Task material:
━━━━━━━━━━

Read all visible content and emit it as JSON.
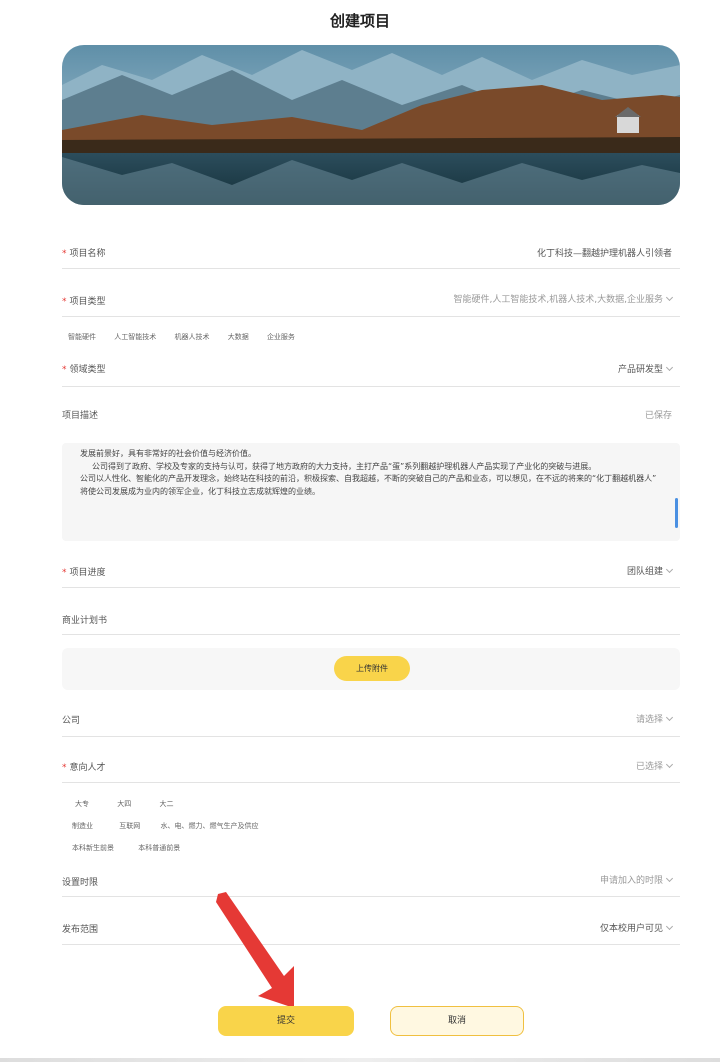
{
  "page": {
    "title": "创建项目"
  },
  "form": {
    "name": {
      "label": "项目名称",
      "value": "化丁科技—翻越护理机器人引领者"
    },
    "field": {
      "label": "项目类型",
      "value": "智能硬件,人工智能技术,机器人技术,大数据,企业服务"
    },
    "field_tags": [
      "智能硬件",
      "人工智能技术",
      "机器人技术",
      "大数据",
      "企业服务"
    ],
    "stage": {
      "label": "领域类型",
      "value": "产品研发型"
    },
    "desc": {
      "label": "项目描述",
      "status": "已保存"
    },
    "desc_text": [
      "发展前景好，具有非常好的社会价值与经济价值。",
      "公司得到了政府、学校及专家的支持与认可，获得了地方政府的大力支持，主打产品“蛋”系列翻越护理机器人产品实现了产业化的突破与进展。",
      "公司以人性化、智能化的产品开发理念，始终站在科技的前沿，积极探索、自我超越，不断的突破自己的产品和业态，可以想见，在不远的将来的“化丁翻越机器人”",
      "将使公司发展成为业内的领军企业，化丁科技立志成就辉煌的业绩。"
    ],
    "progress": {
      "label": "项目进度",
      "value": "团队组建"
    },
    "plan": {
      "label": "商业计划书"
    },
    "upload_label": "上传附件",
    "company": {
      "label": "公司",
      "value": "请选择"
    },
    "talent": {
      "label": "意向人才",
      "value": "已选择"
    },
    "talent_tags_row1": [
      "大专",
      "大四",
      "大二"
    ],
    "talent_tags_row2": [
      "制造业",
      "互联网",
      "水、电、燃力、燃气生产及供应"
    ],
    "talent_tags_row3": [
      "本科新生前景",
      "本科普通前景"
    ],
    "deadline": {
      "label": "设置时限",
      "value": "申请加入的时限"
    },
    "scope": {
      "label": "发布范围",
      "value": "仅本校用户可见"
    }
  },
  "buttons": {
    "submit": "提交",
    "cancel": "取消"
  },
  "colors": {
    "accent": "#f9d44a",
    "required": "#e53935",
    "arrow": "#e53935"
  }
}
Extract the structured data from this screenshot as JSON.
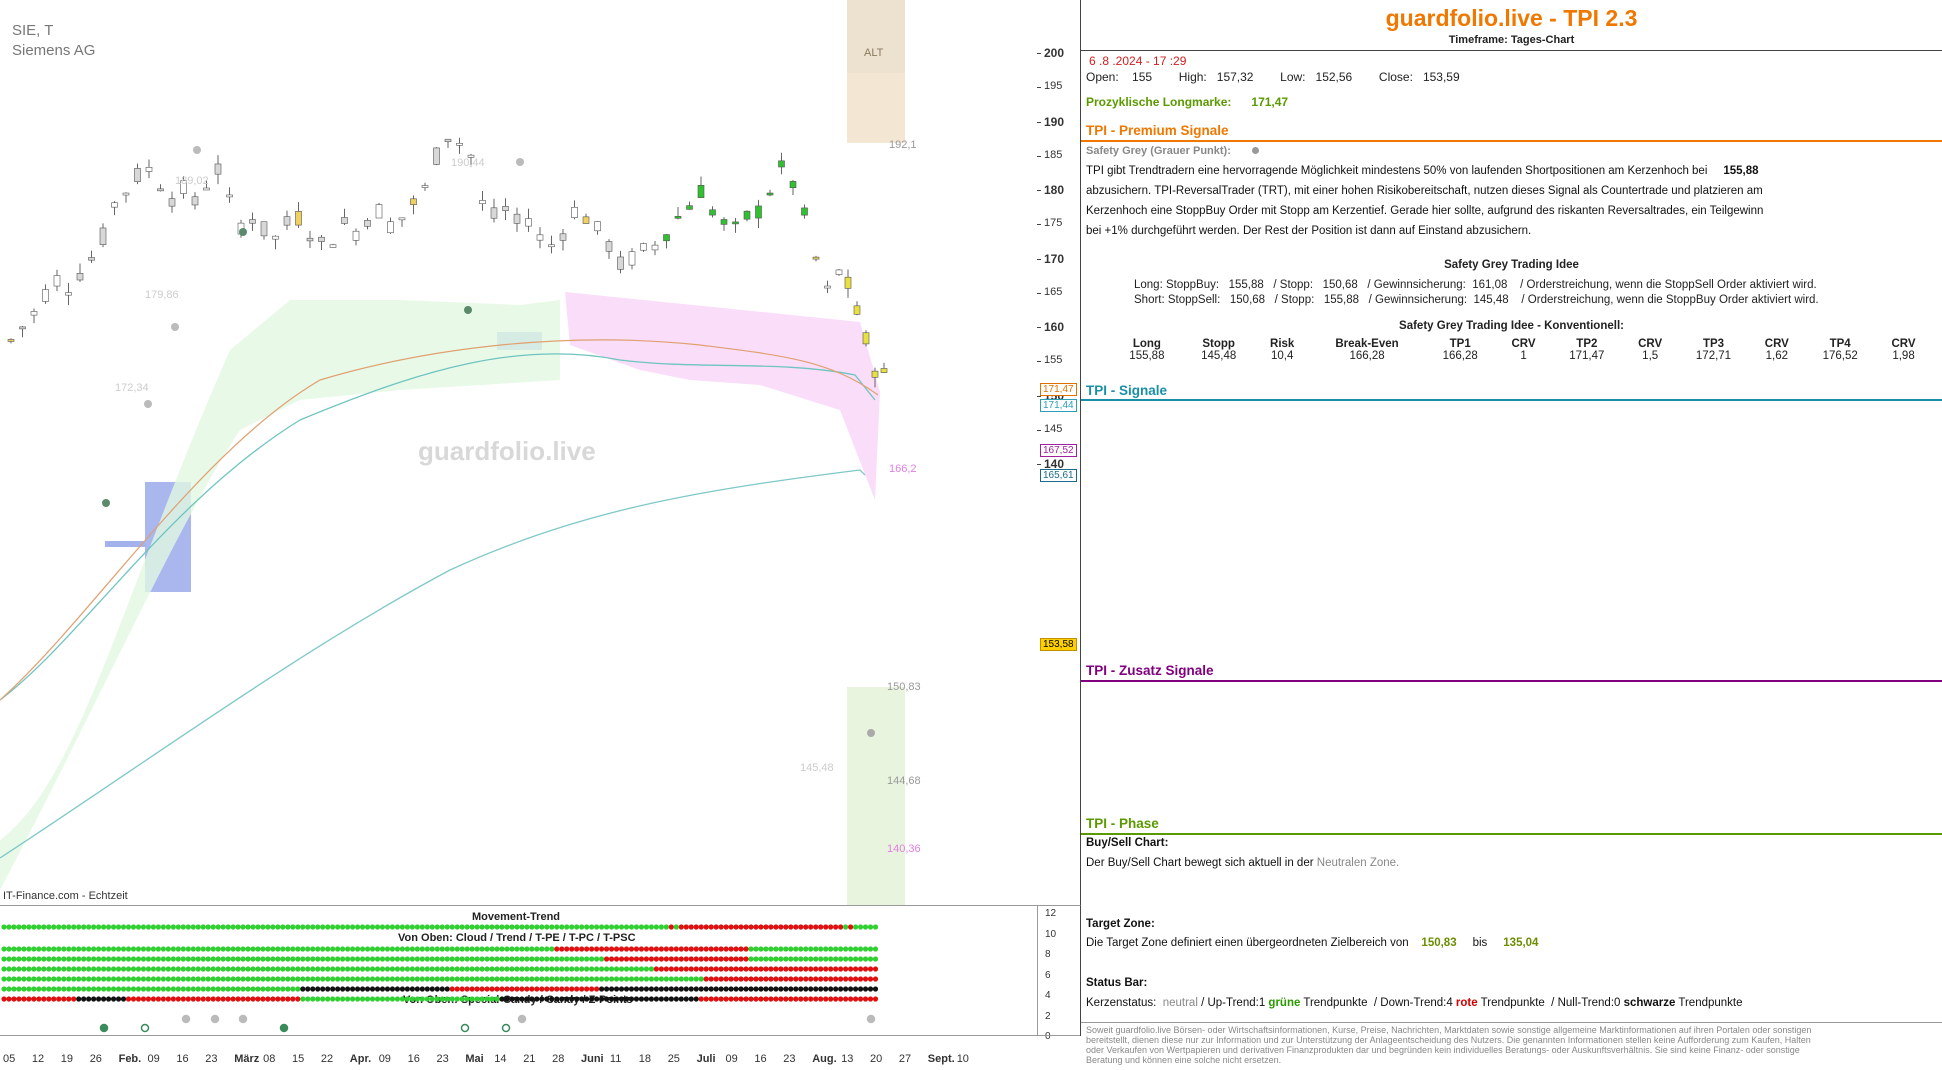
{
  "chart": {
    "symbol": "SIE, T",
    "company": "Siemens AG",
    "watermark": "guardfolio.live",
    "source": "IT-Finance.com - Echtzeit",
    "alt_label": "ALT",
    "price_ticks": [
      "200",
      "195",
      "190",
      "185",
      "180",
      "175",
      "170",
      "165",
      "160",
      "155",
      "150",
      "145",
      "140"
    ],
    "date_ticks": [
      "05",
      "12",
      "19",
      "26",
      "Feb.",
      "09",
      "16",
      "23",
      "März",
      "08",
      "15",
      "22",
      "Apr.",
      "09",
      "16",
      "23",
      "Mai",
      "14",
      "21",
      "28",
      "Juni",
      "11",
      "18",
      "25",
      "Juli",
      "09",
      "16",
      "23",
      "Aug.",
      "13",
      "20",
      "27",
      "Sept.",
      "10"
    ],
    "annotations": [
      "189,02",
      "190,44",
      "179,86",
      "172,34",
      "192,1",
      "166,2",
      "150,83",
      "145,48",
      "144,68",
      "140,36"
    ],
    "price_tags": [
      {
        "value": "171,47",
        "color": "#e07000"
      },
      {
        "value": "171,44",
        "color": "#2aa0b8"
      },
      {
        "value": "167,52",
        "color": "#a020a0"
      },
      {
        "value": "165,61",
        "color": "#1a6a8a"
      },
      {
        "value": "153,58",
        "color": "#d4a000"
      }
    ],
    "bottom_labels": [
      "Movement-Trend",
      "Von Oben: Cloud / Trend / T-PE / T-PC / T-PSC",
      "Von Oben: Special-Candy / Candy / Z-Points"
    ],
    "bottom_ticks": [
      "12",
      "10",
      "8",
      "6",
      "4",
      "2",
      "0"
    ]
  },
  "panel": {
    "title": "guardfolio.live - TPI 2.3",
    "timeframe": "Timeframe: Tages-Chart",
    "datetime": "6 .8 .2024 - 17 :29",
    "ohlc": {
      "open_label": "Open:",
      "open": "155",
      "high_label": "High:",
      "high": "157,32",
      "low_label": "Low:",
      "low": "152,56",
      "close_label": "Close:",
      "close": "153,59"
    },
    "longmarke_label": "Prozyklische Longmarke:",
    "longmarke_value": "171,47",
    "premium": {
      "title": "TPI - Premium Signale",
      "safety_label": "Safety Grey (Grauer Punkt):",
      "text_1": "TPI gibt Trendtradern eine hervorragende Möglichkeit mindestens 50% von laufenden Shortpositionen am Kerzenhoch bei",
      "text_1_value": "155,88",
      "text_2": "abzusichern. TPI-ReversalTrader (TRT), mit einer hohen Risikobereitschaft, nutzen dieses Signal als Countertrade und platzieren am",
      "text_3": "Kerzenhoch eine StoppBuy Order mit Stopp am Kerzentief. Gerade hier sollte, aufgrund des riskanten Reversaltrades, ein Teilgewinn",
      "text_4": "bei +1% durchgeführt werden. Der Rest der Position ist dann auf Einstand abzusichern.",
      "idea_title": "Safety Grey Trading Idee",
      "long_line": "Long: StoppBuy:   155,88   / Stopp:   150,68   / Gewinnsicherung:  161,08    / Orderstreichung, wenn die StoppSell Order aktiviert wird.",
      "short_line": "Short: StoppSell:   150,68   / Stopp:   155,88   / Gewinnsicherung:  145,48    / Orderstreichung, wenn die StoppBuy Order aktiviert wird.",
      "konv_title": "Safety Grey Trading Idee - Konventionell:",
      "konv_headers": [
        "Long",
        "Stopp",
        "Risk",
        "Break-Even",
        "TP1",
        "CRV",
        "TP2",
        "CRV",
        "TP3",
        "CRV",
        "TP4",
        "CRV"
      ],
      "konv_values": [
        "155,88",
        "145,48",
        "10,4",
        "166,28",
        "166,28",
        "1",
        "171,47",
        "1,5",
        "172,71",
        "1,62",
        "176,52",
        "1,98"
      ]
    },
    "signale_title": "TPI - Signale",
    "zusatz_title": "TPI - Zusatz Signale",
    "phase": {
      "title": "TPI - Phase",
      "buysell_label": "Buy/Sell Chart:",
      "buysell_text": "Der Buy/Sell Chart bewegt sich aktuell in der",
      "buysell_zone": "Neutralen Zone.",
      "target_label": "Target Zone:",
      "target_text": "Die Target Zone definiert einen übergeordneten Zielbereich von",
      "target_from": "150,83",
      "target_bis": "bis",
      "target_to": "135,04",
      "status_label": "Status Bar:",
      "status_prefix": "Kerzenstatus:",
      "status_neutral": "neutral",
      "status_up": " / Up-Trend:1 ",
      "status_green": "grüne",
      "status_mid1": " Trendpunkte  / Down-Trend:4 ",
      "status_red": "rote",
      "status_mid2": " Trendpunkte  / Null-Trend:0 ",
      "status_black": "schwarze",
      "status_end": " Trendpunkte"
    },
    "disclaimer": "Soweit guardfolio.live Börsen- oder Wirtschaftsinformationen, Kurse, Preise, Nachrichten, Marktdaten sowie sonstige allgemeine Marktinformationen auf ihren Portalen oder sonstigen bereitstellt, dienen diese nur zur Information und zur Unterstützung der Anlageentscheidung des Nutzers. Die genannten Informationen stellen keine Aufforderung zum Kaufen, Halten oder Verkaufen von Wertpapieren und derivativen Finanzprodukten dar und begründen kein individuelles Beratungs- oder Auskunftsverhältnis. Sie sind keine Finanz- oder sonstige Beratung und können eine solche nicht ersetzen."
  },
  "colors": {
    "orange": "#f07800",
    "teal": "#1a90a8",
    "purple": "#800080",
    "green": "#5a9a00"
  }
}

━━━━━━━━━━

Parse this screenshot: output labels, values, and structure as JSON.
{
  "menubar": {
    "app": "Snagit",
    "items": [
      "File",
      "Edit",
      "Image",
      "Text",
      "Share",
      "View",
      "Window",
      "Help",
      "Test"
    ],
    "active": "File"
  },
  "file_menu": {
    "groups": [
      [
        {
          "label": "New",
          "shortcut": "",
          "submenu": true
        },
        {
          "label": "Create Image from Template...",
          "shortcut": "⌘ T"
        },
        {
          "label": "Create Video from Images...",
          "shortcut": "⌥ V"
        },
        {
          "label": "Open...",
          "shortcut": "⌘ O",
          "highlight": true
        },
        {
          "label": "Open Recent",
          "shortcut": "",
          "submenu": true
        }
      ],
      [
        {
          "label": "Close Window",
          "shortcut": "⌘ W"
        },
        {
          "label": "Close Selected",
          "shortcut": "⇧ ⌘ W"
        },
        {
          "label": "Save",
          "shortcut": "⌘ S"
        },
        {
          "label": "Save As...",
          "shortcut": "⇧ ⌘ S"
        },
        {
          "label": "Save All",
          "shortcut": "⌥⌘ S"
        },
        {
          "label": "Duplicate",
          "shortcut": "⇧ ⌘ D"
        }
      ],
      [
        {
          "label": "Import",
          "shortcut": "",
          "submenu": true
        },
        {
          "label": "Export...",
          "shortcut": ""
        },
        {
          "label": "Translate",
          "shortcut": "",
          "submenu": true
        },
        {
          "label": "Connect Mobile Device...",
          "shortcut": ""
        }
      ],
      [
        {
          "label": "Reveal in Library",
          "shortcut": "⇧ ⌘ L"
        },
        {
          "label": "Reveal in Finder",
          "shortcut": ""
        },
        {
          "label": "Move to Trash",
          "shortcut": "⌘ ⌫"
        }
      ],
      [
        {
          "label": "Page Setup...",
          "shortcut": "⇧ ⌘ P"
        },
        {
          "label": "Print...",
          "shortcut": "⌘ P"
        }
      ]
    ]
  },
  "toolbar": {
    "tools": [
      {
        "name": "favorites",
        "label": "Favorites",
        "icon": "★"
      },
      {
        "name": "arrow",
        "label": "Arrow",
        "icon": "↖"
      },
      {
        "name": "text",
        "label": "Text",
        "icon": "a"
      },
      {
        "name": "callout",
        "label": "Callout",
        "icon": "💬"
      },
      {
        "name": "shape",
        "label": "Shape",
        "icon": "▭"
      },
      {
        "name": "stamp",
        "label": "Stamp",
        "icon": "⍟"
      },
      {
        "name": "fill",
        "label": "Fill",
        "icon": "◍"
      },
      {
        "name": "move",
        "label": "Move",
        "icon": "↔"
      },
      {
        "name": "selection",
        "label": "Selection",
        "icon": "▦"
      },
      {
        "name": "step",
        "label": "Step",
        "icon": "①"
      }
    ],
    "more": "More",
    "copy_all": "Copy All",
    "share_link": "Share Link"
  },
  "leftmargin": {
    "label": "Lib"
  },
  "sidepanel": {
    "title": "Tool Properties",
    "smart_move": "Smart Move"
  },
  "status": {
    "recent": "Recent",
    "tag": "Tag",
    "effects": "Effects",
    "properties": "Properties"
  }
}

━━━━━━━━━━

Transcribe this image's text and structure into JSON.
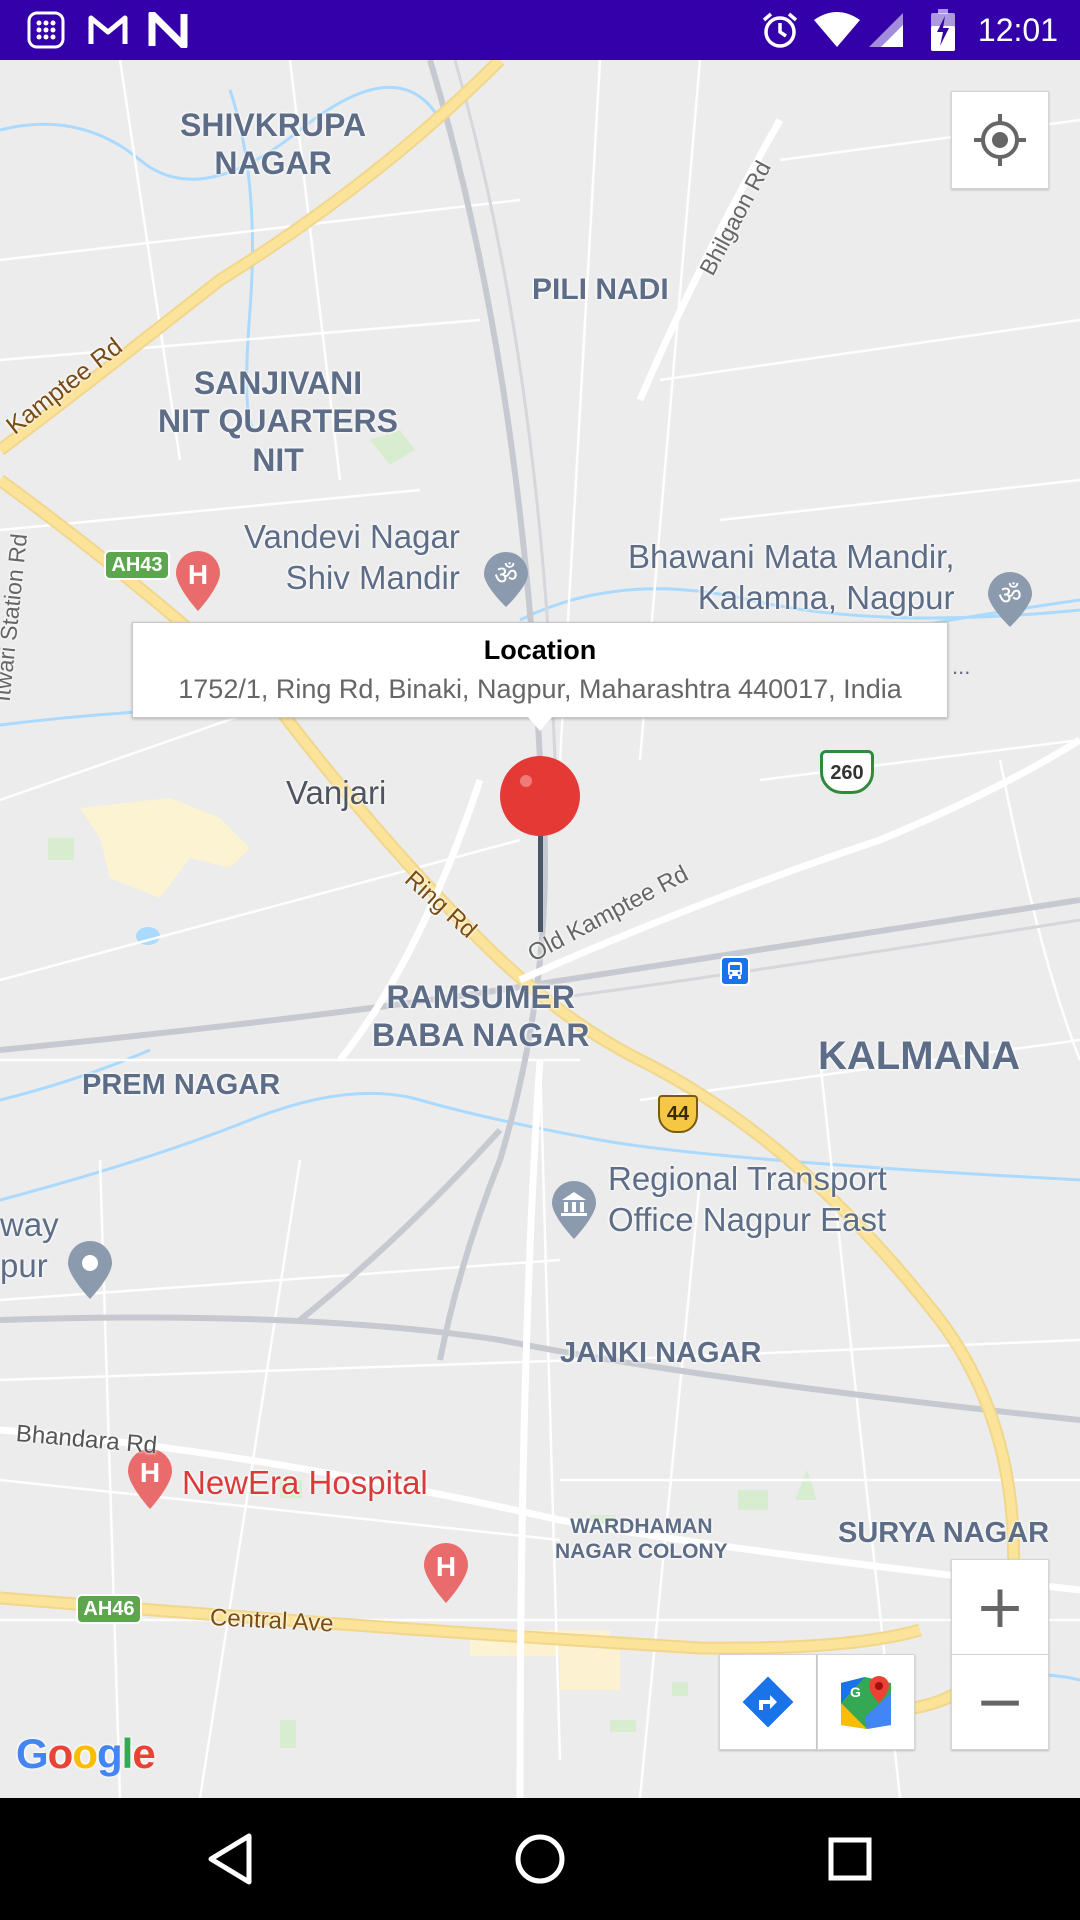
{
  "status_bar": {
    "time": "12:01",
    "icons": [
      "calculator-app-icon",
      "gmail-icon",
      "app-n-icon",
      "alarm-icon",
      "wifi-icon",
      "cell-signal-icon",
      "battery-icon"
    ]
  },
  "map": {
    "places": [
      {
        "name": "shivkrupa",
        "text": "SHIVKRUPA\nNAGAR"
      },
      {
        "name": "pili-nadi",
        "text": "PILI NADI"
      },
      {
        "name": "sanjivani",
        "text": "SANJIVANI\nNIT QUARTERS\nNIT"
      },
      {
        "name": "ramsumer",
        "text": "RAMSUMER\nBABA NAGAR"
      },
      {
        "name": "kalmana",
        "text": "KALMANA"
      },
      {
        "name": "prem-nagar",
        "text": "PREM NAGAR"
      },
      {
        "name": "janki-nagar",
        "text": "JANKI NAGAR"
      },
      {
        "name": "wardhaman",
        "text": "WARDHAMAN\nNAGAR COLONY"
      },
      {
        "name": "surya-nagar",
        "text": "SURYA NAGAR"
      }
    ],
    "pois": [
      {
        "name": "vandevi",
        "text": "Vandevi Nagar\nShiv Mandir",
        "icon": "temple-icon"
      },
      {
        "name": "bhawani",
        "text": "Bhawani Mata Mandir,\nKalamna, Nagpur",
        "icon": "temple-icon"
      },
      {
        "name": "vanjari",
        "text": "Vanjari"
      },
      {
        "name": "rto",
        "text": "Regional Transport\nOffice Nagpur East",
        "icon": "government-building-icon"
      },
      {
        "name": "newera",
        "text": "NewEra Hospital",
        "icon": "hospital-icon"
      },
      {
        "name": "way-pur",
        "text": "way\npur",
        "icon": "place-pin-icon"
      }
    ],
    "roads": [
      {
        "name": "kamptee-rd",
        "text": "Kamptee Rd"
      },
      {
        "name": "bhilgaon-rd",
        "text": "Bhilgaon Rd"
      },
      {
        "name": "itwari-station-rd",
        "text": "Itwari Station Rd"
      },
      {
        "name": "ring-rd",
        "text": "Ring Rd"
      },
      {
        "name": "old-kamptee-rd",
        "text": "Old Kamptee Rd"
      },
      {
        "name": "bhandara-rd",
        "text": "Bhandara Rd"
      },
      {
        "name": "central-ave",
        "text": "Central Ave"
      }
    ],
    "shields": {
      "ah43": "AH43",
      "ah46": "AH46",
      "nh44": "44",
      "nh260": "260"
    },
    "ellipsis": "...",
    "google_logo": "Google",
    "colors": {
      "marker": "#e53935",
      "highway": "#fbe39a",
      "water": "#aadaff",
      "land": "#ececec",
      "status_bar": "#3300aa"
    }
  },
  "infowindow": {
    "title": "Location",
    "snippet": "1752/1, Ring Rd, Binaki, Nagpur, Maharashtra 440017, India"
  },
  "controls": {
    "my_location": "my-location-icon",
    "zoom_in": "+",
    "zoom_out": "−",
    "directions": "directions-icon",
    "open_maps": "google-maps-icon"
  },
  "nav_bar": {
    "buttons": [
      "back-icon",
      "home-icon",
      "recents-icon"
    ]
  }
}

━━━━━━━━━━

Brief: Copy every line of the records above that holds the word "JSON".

Expected answer:
Read all visible content and emit it as JSON.
Extract the structured data from this screenshot as JSON.
Parse this screenshot: output labels, values, and structure as JSON.
Transcribe this image's text and structure into JSON.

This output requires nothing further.